Mlle. [Nadia] Boulanger also invited her Wednesday class to attend a rehearsal of one of the French orchestras that Leonard Bernstein had been engaged to conduct. The rehearsal was scheduled to begin at 10:00 a.m. At 10:25 Bernstein still had not shown up.

The first work to be played was Bach’s Brandenburg Concerto no. 5. When he finally arrived, Bernstein began to conduct and play the solo keyboard part from memory. In the middle of the first movement he couldn’t remember the solo part. He didn’t have the score. (Up the creek without a paddle.) The orchestra decided to proceed with the next work, Gershwin’s “American in Paris.” It was reported later that Bernstein had been shopping for a red leather jacket prior to the rehearsal.

Randy Weston has also passed. I’ve never done a deep dive, but everyone who loves jazz knows that Weston is a crucial figure. I especially admire the 50’s work with Cecil Payne, who was a virtuoso contrasting with the thinker, kind of like Johnny Griffin with Thelonious Monk.
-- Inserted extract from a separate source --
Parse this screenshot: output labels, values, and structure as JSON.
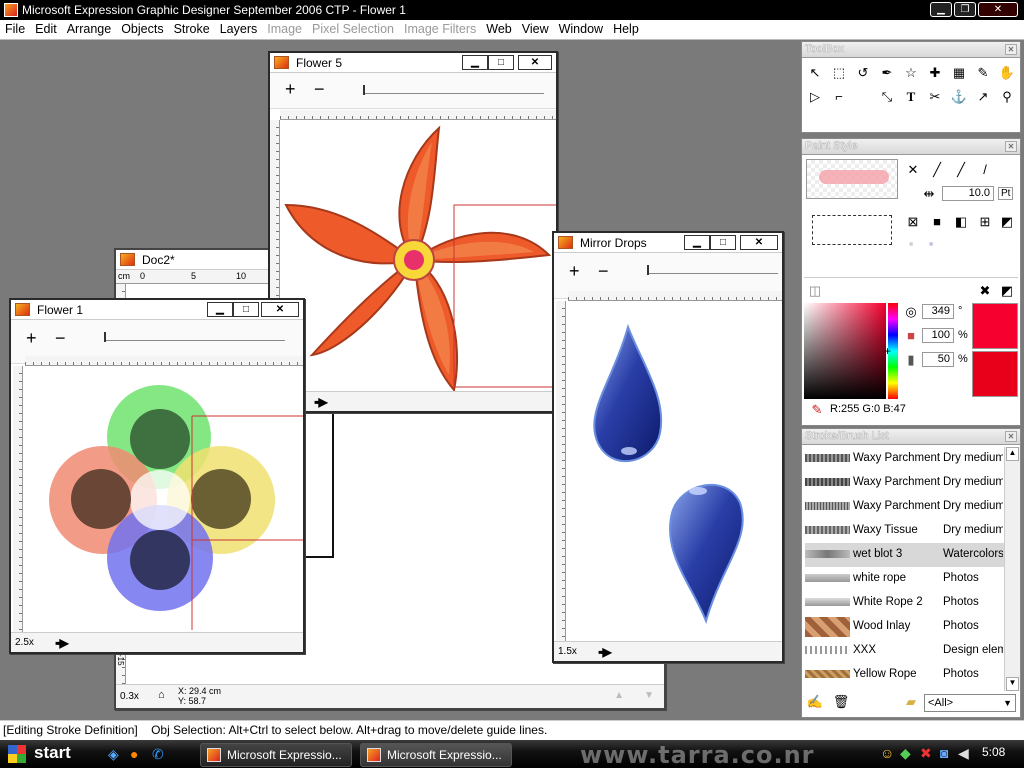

African Cookbook has some thrilling Booker Ervin and a rare example of the great Ray Copeland. The late solo albums have gravitas and mystery, in a kind of Andrew Hill-to-Geri Allen spectrum, and the disc with Melba Liston arrangements is a major statement. The autobiography African Rhythms with Willard Jenkins is also highly recommended.

There’s nothing for me to add about Aretha Franklin that hasn’t been said better by others — except maybe to note that The Blues Brothers does not hold up! Damn. I loved that movie as a young teenager, but now all I see are flaws.

Links:

Alex Ross, The Sounds of Music

Johanna Keller, Pulitzer Compass Key to Mapping American Music

Mark Stryker, Don Was, Dave McMurray Keep Telling Detroit’s Story

Wesley Morris, Aretha Franklin Had Power. Did We Truly Respect It?